Across the listing below, count the lines that mention the string "label". Reply with the figure only.

## Dataset
--------------------------------------------------

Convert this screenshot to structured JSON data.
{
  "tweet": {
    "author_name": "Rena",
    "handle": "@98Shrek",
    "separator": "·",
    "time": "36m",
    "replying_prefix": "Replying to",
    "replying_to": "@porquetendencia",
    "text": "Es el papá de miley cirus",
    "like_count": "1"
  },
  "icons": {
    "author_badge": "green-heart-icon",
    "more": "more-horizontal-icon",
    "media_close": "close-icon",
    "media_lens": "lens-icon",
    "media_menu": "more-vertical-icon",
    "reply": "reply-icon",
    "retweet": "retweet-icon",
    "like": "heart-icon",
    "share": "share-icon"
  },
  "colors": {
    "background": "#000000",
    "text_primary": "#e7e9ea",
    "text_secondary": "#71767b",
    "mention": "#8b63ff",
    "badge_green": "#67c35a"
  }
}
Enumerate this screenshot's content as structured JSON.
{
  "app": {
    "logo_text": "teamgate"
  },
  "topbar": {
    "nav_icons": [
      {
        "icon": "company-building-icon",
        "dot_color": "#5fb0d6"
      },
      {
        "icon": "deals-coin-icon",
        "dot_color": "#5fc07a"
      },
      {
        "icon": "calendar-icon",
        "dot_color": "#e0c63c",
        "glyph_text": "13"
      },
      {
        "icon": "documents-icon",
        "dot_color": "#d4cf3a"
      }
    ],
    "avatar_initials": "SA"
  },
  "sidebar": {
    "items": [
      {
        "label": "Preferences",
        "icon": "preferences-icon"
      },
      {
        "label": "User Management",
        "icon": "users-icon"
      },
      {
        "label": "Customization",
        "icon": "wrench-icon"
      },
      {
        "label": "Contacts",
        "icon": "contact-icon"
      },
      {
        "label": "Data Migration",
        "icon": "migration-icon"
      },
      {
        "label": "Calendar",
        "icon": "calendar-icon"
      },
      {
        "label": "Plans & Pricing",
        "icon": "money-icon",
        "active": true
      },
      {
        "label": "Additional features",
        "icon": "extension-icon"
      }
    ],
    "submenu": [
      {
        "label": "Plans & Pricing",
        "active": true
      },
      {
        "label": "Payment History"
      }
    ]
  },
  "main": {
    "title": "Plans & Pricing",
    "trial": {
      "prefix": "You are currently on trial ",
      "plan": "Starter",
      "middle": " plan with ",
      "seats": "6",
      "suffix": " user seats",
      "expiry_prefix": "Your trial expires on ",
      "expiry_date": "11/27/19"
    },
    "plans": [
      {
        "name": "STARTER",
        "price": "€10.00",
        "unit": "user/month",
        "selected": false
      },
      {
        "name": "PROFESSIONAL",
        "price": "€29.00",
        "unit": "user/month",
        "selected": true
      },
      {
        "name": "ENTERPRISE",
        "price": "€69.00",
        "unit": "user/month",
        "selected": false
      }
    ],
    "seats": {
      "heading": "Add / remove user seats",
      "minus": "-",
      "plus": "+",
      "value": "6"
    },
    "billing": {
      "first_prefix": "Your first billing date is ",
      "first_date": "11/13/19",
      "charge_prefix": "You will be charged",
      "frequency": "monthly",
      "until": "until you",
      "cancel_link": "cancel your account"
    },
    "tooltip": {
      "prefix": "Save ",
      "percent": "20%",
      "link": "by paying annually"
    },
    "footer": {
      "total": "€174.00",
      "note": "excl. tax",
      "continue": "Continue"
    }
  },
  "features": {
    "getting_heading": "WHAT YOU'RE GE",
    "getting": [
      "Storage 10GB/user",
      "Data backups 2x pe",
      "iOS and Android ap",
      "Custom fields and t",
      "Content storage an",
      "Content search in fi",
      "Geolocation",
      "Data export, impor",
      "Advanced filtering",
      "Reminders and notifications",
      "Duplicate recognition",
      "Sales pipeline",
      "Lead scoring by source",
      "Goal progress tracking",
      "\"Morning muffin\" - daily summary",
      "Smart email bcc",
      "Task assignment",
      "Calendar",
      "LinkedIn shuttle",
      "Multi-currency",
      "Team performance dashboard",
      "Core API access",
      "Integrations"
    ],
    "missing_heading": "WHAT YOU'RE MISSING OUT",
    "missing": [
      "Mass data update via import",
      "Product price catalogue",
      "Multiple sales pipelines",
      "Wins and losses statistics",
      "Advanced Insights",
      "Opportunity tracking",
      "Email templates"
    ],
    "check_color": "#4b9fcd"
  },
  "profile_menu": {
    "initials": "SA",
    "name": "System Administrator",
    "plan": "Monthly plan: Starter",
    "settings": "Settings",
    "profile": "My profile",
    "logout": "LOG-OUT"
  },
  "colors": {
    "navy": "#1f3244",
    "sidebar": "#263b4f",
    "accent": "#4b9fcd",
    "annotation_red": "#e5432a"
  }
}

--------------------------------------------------

## Output below
10